Word for word, repeat every record.
============
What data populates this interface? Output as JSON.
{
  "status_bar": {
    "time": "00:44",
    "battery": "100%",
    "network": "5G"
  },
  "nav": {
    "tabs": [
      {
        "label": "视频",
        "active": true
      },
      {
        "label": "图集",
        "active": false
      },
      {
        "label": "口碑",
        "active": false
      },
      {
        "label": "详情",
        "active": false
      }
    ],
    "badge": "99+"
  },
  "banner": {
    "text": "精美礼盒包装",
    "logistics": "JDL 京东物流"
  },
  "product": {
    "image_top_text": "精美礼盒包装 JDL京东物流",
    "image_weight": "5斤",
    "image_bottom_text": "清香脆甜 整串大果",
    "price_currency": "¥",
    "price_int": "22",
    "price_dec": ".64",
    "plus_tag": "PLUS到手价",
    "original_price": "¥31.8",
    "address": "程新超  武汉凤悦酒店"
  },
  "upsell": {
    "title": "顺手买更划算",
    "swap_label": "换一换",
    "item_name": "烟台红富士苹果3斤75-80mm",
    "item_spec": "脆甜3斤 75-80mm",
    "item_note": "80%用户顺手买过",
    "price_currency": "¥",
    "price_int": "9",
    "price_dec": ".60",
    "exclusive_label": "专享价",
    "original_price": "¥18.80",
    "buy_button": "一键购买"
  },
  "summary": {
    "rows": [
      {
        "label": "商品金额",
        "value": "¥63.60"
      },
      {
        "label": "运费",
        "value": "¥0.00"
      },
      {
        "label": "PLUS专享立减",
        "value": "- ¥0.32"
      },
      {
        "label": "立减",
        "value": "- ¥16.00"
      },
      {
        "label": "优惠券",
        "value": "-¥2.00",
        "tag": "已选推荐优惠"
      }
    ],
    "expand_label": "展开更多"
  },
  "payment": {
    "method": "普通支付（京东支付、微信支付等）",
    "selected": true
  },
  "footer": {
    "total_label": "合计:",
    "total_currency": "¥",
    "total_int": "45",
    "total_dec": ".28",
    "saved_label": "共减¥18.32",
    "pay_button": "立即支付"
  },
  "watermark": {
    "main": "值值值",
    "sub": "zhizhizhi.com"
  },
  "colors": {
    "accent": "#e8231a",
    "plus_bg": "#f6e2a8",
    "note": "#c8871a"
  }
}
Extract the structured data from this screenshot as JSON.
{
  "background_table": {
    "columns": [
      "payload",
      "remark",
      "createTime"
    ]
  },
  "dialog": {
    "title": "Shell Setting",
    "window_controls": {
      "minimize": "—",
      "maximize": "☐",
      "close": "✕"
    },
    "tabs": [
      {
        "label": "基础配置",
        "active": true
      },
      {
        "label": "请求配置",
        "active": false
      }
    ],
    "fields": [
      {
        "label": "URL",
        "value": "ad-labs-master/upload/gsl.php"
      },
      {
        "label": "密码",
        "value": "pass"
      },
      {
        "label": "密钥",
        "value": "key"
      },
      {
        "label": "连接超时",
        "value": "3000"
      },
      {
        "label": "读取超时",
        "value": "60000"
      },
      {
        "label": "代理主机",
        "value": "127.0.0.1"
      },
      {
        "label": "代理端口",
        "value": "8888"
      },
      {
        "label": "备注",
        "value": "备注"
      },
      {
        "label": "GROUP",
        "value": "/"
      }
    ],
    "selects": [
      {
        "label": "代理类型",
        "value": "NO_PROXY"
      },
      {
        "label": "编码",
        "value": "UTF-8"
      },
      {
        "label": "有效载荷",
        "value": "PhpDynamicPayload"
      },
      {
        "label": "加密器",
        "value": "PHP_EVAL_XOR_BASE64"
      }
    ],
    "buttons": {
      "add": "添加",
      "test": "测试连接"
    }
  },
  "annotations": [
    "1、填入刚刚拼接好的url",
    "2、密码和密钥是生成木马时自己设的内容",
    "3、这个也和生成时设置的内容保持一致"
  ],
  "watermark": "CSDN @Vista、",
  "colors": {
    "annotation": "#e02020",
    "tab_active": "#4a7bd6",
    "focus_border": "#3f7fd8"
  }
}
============
SOLUTION TO THE PROBLEM:
What data populates this interface? Output as JSON.
{
  "status_bar": {
    "time": "00:44",
    "battery": "100%",
    "network": "5G"
  },
  "nav": {
    "tabs": [
      {
        "label": "视频",
        "active": true
      },
      {
        "label": "图集",
        "active": false
      },
      {
        "label": "口碑",
        "active": false
      },
      {
        "label": "详情",
        "active": false
      }
    ],
    "badge": "99+"
  },
  "banner": {
    "text": "精美礼盒包装",
    "logistics": "JDL 京东物流"
  },
  "product": {
    "image_top_text": "精美礼盒包装 JDL京东物流",
    "image_weight": "5斤",
    "image_bottom_text": "清香脆甜 整串大果",
    "price_currency": "¥",
    "price_int": "22",
    "price_dec": ".64",
    "plus_tag": "PLUS到手价",
    "original_price": "¥31.8",
    "address": "程新超  武汉凤悦酒店"
  },
  "upsell": {
    "title": "顺手买更划算",
    "swap_label": "换一换",
    "item_name": "烟台红富士苹果3斤75-80mm",
    "item_spec": "脆甜3斤 75-80mm",
    "item_note": "80%用户顺手买过",
    "price_currency": "¥",
    "price_int": "9",
    "price_dec": ".60",
    "exclusive_label": "专享价",
    "original_price": "¥18.80",
    "buy_button": "一键购买"
  },
  "summary": {
    "rows": [
      {
        "label": "商品金额",
        "value": "¥63.60"
      },
      {
        "label": "运费",
        "value": "¥0.00"
      },
      {
        "label": "PLUS专享立减",
        "value": "- ¥0.32"
      },
      {
        "label": "立减",
        "value": "- ¥16.00"
      },
      {
        "label": "优惠券",
        "value": "-¥2.00",
        "tag": "已选推荐优惠"
      }
    ],
    "expand_label": "展开更多"
  },
  "payment": {
    "method": "普通支付（京东支付、微信支付等）",
    "selected": true
  },
  "footer": {
    "total_label": "合计:",
    "total_currency": "¥",
    "total_int": "45",
    "total_dec": ".28",
    "saved_label": "共减¥18.32",
    "pay_button": "立即支付"
  },
  "watermark": {
    "main": "值值值",
    "sub": "zhizhizhi.com"
  },
  "colors": {
    "accent": "#e8231a",
    "plus_bg": "#f6e2a8",
    "note": "#c8871a"
  }
}
Extract the structured data from this screenshot as JSON.
{
  "background_table": {
    "columns": [
      "payload",
      "remark",
      "createTime"
    ]
  },
  "dialog": {
    "title": "Shell Setting",
    "window_controls": {
      "minimize": "—",
      "maximize": "☐",
      "close": "✕"
    },
    "tabs": [
      {
        "label": "基础配置",
        "active": true
      },
      {
        "label": "请求配置",
        "active": false
      }
    ],
    "fields": [
      {
        "label": "URL",
        "value": "ad-labs-master/upload/gsl.php"
      },
      {
        "label": "密码",
        "value": "pass"
      },
      {
        "label": "密钥",
        "value": "key"
      },
      {
        "label": "连接超时",
        "value": "3000"
      },
      {
        "label": "读取超时",
        "value": "60000"
      },
      {
        "label": "代理主机",
        "value": "127.0.0.1"
      },
      {
        "label": "代理端口",
        "value": "8888"
      },
      {
        "label": "备注",
        "value": "备注"
      },
      {
        "label": "GROUP",
        "value": "/"
      }
    ],
    "selects": [
      {
        "label": "代理类型",
        "value": "NO_PROXY"
      },
      {
        "label": "编码",
        "value": "UTF-8"
      },
      {
        "label": "有效载荷",
        "value": "PhpDynamicPayload"
      },
      {
        "label": "加密器",
        "value": "PHP_EVAL_XOR_BASE64"
      }
    ],
    "buttons": {
      "add": "添加",
      "test": "测试连接"
    }
  },
  "annotations": [
    "1、填入刚刚拼接好的url",
    "2、密码和密钥是生成木马时自己设的内容",
    "3、这个也和生成时设置的内容保持一致"
  ],
  "watermark": "CSDN @Vista、",
  "colors": {
    "annotation": "#e02020",
    "tab_active": "#4a7bd6",
    "focus_border": "#3f7fd8"
  }
}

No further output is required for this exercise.